## WORK REQUEST
Pick out the lines below with "this" and list them.

....

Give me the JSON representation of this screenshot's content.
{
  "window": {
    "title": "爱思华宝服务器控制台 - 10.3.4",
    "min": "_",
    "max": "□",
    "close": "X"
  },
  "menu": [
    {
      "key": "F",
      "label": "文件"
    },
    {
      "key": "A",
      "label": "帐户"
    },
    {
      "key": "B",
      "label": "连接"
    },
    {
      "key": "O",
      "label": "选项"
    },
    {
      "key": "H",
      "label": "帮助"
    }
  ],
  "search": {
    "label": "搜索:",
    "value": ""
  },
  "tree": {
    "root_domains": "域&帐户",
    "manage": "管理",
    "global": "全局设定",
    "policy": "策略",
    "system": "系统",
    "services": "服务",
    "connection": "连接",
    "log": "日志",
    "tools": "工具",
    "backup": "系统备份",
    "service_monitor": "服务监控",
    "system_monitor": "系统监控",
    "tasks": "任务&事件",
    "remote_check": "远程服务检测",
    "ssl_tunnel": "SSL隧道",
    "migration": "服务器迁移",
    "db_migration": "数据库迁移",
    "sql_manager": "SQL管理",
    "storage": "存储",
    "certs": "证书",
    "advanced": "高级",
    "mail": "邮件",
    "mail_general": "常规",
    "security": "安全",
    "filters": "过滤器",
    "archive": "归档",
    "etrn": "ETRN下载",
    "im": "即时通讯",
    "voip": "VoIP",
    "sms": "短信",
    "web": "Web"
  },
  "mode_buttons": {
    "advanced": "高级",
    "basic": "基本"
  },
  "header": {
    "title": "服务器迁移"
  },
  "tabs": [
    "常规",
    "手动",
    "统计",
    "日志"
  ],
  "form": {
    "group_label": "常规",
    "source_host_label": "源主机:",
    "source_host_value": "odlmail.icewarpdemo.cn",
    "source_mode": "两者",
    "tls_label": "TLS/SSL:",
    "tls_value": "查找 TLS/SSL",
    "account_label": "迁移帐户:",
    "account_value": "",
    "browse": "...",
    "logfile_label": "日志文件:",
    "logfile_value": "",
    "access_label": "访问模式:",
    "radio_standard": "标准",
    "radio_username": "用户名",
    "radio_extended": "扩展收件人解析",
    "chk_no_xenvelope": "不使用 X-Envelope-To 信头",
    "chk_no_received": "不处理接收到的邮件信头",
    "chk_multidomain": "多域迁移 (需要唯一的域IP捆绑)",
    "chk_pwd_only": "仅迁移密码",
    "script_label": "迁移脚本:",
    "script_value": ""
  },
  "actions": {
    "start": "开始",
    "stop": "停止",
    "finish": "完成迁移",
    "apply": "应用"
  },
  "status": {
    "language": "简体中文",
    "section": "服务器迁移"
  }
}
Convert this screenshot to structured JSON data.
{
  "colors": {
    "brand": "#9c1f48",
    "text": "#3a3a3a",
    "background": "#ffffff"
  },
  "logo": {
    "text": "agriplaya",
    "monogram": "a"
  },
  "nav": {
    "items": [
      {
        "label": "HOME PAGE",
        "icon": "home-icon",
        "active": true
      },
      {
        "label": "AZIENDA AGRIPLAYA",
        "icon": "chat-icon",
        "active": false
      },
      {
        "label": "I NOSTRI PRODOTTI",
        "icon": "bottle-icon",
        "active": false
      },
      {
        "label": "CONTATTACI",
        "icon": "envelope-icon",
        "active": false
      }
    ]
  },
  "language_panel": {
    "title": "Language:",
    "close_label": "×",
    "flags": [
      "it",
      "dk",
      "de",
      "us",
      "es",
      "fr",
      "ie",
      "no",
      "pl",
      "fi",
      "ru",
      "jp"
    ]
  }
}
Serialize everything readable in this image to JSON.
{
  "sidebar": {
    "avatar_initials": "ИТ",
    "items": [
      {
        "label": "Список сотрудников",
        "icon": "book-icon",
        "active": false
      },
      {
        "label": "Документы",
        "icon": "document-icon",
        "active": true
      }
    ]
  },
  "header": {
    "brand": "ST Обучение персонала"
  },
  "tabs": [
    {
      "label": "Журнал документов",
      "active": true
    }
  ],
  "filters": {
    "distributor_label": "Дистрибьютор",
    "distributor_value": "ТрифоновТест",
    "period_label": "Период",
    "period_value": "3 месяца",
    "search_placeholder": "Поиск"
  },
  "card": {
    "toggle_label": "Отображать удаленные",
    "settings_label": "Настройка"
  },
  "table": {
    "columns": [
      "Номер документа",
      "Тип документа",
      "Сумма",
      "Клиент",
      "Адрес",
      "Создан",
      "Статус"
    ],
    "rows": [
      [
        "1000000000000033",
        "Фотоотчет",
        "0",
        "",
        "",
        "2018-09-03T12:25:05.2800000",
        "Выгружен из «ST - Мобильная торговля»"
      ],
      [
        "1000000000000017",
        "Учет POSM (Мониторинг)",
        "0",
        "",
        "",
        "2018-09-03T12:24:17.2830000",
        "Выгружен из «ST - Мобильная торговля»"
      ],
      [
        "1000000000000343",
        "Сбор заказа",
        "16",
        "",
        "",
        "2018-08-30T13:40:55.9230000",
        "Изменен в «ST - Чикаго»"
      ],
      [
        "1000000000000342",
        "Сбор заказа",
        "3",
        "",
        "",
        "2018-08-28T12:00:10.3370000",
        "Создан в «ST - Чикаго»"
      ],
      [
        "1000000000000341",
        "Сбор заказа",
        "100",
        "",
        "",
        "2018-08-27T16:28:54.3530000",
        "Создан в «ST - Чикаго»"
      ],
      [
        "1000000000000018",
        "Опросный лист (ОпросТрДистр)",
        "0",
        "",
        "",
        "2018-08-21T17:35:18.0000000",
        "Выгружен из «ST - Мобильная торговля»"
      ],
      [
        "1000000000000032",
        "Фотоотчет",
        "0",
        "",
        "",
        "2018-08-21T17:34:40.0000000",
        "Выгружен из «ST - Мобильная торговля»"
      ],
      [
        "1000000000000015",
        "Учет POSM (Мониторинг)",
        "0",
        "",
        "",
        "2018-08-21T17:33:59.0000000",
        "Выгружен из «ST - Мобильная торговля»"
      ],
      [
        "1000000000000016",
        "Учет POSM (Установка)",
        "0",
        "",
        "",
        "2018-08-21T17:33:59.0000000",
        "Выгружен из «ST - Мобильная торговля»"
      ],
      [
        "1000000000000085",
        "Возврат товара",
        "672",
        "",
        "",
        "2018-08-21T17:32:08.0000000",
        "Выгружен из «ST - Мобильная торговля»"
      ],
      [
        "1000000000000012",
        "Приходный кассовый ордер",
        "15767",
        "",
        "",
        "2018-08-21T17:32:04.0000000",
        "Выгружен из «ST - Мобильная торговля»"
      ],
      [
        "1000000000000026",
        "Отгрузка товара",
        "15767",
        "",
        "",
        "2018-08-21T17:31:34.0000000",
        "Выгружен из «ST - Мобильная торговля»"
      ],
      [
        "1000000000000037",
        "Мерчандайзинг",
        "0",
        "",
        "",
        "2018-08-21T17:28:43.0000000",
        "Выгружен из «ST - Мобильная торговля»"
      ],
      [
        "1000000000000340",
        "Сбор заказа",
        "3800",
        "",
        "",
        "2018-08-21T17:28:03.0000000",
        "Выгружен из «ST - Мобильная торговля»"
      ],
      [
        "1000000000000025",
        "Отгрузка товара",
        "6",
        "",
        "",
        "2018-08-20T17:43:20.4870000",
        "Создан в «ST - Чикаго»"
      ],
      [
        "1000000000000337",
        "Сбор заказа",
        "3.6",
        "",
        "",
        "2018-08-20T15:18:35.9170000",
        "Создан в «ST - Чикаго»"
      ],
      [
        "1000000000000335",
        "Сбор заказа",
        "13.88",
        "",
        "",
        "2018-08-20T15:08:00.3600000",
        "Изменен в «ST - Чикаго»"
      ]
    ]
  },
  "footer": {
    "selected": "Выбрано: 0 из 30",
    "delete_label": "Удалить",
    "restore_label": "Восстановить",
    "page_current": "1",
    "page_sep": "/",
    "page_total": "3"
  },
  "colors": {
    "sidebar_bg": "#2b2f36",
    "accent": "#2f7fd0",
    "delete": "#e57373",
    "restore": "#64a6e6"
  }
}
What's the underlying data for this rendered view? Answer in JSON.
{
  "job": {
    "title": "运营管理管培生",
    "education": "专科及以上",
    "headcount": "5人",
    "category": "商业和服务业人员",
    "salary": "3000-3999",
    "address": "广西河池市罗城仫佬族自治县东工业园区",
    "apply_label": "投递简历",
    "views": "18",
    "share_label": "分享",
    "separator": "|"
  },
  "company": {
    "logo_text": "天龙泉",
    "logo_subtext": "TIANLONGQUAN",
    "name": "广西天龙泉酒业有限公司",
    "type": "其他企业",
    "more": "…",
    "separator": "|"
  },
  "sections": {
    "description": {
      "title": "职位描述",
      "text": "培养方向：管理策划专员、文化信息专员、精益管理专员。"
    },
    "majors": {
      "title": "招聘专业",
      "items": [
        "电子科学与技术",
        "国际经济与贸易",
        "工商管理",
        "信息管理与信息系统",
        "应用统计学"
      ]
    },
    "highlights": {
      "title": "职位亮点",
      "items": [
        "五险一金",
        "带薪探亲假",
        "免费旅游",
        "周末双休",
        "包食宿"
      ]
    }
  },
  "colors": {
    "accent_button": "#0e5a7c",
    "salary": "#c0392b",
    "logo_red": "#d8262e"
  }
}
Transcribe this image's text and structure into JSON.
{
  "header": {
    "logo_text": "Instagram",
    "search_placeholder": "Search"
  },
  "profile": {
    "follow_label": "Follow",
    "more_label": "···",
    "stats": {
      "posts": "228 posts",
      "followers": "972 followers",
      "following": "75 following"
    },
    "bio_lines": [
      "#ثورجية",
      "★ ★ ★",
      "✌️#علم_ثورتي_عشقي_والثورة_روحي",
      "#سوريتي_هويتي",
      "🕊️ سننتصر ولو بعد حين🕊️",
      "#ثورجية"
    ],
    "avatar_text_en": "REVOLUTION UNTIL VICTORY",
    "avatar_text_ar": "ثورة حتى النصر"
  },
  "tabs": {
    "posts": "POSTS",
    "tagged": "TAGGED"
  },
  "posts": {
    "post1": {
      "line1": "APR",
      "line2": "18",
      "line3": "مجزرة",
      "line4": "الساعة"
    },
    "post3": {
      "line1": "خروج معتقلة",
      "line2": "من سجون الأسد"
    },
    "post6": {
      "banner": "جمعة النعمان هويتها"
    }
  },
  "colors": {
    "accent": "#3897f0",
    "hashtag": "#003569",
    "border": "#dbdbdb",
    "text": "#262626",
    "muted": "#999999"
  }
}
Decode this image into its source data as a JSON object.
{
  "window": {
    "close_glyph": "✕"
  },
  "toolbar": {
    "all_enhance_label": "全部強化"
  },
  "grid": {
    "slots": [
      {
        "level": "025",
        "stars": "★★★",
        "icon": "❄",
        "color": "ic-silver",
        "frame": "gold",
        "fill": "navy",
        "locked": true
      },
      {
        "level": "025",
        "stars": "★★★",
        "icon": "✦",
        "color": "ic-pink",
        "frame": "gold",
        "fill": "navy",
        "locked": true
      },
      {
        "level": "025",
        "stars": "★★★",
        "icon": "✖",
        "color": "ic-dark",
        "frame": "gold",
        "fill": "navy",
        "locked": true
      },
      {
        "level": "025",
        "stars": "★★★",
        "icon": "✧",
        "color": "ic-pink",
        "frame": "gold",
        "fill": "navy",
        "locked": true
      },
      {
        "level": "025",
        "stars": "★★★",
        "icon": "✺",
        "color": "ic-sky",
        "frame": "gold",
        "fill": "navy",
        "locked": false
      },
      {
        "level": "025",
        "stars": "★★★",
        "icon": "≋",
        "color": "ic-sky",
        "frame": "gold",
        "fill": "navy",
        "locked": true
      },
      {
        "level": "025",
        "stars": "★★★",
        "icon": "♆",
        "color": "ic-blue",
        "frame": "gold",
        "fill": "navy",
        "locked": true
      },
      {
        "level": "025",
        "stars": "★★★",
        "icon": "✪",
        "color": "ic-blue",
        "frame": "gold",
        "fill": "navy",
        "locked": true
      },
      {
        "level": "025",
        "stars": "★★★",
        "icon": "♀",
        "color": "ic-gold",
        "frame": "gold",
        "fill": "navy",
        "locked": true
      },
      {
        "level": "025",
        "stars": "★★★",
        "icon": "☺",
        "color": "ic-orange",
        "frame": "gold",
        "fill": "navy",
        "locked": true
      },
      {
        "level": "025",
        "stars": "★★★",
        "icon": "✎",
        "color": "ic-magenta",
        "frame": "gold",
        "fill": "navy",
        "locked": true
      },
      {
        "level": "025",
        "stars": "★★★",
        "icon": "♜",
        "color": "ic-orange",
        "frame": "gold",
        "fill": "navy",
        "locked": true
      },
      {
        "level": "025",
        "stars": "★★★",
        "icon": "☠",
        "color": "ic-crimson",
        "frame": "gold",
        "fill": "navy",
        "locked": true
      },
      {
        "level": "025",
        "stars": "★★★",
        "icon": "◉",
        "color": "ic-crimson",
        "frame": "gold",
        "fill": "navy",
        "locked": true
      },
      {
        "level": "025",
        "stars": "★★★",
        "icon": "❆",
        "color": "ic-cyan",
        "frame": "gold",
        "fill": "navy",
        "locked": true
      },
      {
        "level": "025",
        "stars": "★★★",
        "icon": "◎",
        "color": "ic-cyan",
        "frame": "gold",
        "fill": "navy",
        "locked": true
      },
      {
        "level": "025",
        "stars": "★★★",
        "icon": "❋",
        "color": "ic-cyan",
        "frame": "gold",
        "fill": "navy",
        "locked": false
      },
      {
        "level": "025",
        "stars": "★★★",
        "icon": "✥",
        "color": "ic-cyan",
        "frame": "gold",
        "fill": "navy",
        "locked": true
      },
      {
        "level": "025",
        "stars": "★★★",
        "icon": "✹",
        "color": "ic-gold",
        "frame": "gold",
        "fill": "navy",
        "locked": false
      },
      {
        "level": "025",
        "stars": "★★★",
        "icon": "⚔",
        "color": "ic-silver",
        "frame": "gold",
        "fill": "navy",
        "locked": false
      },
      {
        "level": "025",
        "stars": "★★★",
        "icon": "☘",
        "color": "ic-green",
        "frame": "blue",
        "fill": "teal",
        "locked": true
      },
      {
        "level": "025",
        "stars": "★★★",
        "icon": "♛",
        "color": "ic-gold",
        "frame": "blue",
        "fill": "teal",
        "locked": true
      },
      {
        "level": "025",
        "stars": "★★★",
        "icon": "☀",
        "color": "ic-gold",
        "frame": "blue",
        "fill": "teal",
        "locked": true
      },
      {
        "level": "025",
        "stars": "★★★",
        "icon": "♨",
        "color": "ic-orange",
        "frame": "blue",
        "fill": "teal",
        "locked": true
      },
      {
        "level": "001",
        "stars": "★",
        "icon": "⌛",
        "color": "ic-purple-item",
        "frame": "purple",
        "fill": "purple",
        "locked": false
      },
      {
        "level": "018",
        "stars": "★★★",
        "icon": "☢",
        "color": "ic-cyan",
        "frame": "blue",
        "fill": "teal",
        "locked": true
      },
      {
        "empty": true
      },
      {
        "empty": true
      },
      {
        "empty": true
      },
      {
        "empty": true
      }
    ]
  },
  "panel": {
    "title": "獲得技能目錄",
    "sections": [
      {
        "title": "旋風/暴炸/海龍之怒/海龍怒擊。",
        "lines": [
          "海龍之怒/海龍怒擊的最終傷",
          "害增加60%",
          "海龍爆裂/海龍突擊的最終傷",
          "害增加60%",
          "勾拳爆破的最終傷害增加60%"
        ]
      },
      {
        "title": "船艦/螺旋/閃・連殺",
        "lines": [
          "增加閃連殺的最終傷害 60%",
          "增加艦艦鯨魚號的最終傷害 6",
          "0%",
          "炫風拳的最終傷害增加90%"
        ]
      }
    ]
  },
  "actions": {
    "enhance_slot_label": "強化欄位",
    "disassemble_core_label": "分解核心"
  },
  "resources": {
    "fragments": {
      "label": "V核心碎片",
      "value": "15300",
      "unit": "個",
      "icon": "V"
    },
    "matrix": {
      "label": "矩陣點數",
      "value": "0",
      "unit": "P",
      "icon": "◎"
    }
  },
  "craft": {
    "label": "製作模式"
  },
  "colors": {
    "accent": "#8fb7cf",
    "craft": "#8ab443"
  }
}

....

## SOLUTION TO THE EXERCISE
Give me the JSON representation of this screenshot's content.
Convert this screenshot to structured JSON data.
Serialize everything readable in this image to JSON.
What's the underlying data for this rendered view? Answer in JSON.
Transcribe this image's text and structure into JSON.
Decode this image into its source data as a JSON object.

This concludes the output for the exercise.